Look through the listing and locate every line containing the word "data"; copy those lines.

···

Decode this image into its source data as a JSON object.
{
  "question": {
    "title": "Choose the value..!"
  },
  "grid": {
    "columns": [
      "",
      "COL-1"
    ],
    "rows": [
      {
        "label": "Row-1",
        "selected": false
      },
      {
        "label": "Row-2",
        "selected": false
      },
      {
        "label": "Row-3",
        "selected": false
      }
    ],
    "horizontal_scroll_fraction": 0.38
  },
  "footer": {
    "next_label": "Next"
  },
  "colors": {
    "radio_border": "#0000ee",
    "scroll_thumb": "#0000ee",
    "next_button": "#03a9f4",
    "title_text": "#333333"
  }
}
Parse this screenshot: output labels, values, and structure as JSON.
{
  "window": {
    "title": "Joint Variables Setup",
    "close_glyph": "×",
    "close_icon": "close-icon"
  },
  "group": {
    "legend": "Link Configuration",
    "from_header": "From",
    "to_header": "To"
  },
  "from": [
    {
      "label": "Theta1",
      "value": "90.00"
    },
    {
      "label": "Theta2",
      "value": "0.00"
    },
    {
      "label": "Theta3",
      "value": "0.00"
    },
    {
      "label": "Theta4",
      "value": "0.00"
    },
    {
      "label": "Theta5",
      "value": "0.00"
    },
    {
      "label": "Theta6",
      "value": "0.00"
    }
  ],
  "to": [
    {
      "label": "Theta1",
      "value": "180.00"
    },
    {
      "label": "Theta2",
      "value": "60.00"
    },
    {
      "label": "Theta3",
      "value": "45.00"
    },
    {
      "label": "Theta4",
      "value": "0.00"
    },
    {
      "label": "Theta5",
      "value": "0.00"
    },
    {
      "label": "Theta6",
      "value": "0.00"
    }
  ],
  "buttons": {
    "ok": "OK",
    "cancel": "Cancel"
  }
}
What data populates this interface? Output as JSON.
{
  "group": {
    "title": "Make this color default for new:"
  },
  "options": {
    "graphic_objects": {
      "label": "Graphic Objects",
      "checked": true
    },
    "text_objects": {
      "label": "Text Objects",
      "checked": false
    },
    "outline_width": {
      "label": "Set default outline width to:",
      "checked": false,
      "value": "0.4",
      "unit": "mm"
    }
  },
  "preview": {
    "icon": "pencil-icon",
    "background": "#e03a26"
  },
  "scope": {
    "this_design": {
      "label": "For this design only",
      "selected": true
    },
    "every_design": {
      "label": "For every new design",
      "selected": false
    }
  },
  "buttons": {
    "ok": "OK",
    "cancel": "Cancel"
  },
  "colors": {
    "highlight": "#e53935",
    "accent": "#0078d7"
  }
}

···

*Solution to the problem:*
Decode this image into its source data as a JSON object.
What data populates this interface? Output as JSON.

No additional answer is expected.